* [PROBLEM STATEMENT] All that is needed is each line of the entries holding the word "Стандартное", copied as it stands.

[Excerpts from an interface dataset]

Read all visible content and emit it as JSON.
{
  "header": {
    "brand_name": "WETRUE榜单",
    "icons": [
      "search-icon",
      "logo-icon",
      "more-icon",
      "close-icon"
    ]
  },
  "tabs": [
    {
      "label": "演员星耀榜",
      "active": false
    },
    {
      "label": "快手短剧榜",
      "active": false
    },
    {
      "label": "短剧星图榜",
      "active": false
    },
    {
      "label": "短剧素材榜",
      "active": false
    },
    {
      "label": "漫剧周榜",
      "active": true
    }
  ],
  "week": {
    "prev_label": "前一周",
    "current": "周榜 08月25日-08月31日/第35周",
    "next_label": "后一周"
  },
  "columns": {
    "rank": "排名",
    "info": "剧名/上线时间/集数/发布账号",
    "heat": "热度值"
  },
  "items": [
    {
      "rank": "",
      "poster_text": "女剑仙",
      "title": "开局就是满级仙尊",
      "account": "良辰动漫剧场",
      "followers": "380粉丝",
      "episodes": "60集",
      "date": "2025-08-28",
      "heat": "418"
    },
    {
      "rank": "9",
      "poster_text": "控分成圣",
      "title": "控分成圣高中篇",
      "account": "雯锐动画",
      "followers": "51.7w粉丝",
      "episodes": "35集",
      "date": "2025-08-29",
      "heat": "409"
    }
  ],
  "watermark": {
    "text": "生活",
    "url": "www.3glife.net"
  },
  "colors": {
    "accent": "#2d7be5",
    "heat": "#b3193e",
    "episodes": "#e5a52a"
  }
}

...

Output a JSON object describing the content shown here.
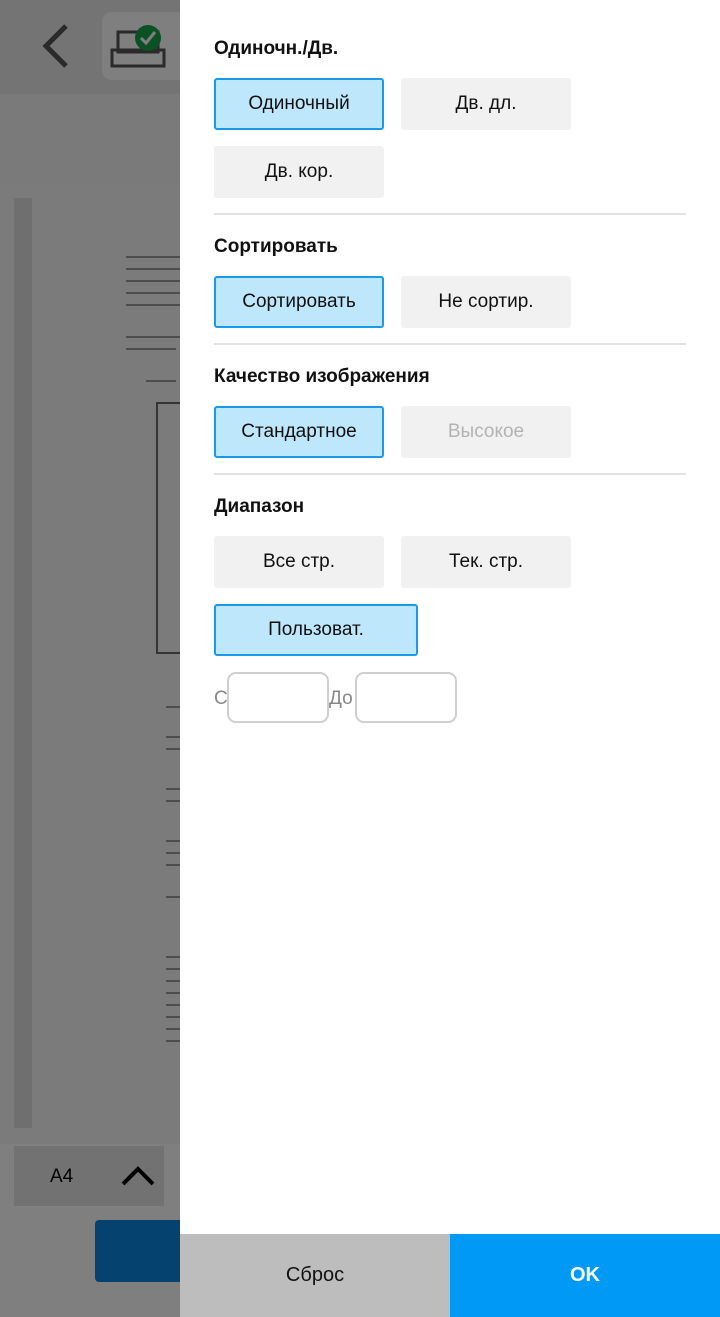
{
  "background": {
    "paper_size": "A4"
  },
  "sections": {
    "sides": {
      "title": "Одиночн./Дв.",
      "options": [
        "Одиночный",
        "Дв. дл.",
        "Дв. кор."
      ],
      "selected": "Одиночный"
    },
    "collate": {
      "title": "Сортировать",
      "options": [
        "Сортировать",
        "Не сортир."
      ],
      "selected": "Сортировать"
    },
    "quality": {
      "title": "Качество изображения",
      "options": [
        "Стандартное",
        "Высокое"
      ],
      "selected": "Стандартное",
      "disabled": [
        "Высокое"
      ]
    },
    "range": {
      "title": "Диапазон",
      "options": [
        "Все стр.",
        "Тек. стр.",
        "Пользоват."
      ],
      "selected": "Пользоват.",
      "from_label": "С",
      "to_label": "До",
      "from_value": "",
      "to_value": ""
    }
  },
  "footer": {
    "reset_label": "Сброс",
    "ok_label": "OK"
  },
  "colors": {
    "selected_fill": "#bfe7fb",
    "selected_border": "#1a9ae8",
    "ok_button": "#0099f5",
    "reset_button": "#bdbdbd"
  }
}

* [WRITTEN SOLUTION]
        "Стандартное",
      "selected": "Стандартное",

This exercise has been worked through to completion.